> _Required action_
Below are records with pictures in them; print them exactly, omitting the pictures.

> _Given entries_
==============================
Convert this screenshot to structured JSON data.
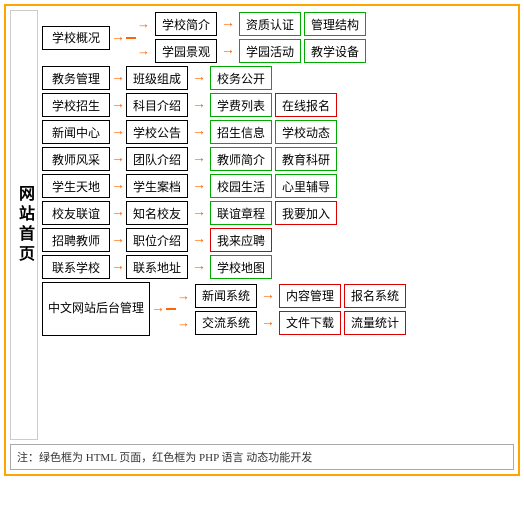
{
  "site": {
    "left_label": "网站首页",
    "note": "注：绿色框为 HTML 页面，红色框为 PHP 语言 动态功能开发"
  },
  "rows": [
    {
      "id": "school-overview",
      "level1": "学校概况",
      "has_sub_rows": true,
      "sub_rows": [
        {
          "level2": "学校简介",
          "items": [
            {
              "text": "资质认证",
              "color": "green"
            },
            {
              "text": "管理结构",
              "color": "green"
            }
          ]
        },
        {
          "level2": "学园景观",
          "items": [
            {
              "text": "学园活动",
              "color": "green"
            },
            {
              "text": "教学设备",
              "color": "green"
            }
          ]
        }
      ]
    },
    {
      "id": "academic",
      "level1": "教务管理",
      "sub_rows": [
        {
          "level2": "班级组成",
          "items": [
            {
              "text": "校务公开",
              "color": "green"
            }
          ]
        }
      ]
    },
    {
      "id": "enrollment",
      "level1": "学校招生",
      "sub_rows": [
        {
          "level2": "科目介绍",
          "items": [
            {
              "text": "学费列表",
              "color": "green"
            },
            {
              "text": "在线报名",
              "color": "red"
            }
          ]
        }
      ]
    },
    {
      "id": "news",
      "level1": "新闻中心",
      "sub_rows": [
        {
          "level2": "学校公告",
          "items": [
            {
              "text": "招生信息",
              "color": "green"
            },
            {
              "text": "学校动态",
              "color": "green"
            }
          ]
        }
      ]
    },
    {
      "id": "teacher",
      "level1": "教师风采",
      "sub_rows": [
        {
          "level2": "团队介绍",
          "items": [
            {
              "text": "教师简介",
              "color": "green"
            },
            {
              "text": "教育科研",
              "color": "green"
            }
          ]
        }
      ]
    },
    {
      "id": "student",
      "level1": "学生天地",
      "sub_rows": [
        {
          "level2": "学生案档",
          "items": [
            {
              "text": "校园生活",
              "color": "green"
            },
            {
              "text": "心里辅导",
              "color": "green"
            }
          ]
        }
      ]
    },
    {
      "id": "alumni",
      "level1": "校友联谊",
      "sub_rows": [
        {
          "level2": "知名校友",
          "items": [
            {
              "text": "联谊章程",
              "color": "green"
            },
            {
              "text": "我要加入",
              "color": "red"
            }
          ]
        }
      ]
    },
    {
      "id": "recruit",
      "level1": "招聘教师",
      "sub_rows": [
        {
          "level2": "职位介绍",
          "items": [
            {
              "text": "我来应聘",
              "color": "red"
            }
          ]
        }
      ]
    },
    {
      "id": "contact",
      "level1": "联系学校",
      "sub_rows": [
        {
          "level2": "联系地址",
          "items": [
            {
              "text": "学校地图",
              "color": "green"
            }
          ]
        }
      ]
    },
    {
      "id": "backend",
      "level1": "中文网站后台管理",
      "level1_multiline": true,
      "has_sub_rows": true,
      "sub_rows": [
        {
          "level2": "新闻系统",
          "items": [
            {
              "text": "内容管理",
              "color": "red"
            },
            {
              "text": "报名系统",
              "color": "red"
            }
          ]
        },
        {
          "level2": "交流系统",
          "items": [
            {
              "text": "文件下载",
              "color": "red"
            },
            {
              "text": "流量统计",
              "color": "red"
            }
          ]
        }
      ]
    }
  ]
}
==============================
> _Finished task_
Convert this screenshot to structured JSON data.
{
  "site": {
    "left_label": "网站首页",
    "note": "注：绿色框为 HTML 页面，红色框为 PHP 语言 动态功能开发"
  },
  "rows": [
    {
      "id": "school-overview",
      "level1": "学校概况",
      "has_sub_rows": true,
      "sub_rows": [
        {
          "level2": "学校简介",
          "items": [
            {
              "text": "资质认证",
              "color": "green"
            },
            {
              "text": "管理结构",
              "color": "green"
            }
          ]
        },
        {
          "level2": "学园景观",
          "items": [
            {
              "text": "学园活动",
              "color": "green"
            },
            {
              "text": "教学设备",
              "color": "green"
            }
          ]
        }
      ]
    },
    {
      "id": "academic",
      "level1": "教务管理",
      "sub_rows": [
        {
          "level2": "班级组成",
          "items": [
            {
              "text": "校务公开",
              "color": "green"
            }
          ]
        }
      ]
    },
    {
      "id": "enrollment",
      "level1": "学校招生",
      "sub_rows": [
        {
          "level2": "科目介绍",
          "items": [
            {
              "text": "学费列表",
              "color": "green"
            },
            {
              "text": "在线报名",
              "color": "red"
            }
          ]
        }
      ]
    },
    {
      "id": "news",
      "level1": "新闻中心",
      "sub_rows": [
        {
          "level2": "学校公告",
          "items": [
            {
              "text": "招生信息",
              "color": "green"
            },
            {
              "text": "学校动态",
              "color": "green"
            }
          ]
        }
      ]
    },
    {
      "id": "teacher",
      "level1": "教师风采",
      "sub_rows": [
        {
          "level2": "团队介绍",
          "items": [
            {
              "text": "教师简介",
              "color": "green"
            },
            {
              "text": "教育科研",
              "color": "green"
            }
          ]
        }
      ]
    },
    {
      "id": "student",
      "level1": "学生天地",
      "sub_rows": [
        {
          "level2": "学生案档",
          "items": [
            {
              "text": "校园生活",
              "color": "green"
            },
            {
              "text": "心里辅导",
              "color": "green"
            }
          ]
        }
      ]
    },
    {
      "id": "alumni",
      "level1": "校友联谊",
      "sub_rows": [
        {
          "level2": "知名校友",
          "items": [
            {
              "text": "联谊章程",
              "color": "green"
            },
            {
              "text": "我要加入",
              "color": "red"
            }
          ]
        }
      ]
    },
    {
      "id": "recruit",
      "level1": "招聘教师",
      "sub_rows": [
        {
          "level2": "职位介绍",
          "items": [
            {
              "text": "我来应聘",
              "color": "red"
            }
          ]
        }
      ]
    },
    {
      "id": "contact",
      "level1": "联系学校",
      "sub_rows": [
        {
          "level2": "联系地址",
          "items": [
            {
              "text": "学校地图",
              "color": "green"
            }
          ]
        }
      ]
    },
    {
      "id": "backend",
      "level1": "中文网站后台管理",
      "level1_multiline": true,
      "has_sub_rows": true,
      "sub_rows": [
        {
          "level2": "新闻系统",
          "items": [
            {
              "text": "内容管理",
              "color": "red"
            },
            {
              "text": "报名系统",
              "color": "red"
            }
          ]
        },
        {
          "level2": "交流系统",
          "items": [
            {
              "text": "文件下载",
              "color": "red"
            },
            {
              "text": "流量统计",
              "color": "red"
            }
          ]
        }
      ]
    }
  ]
}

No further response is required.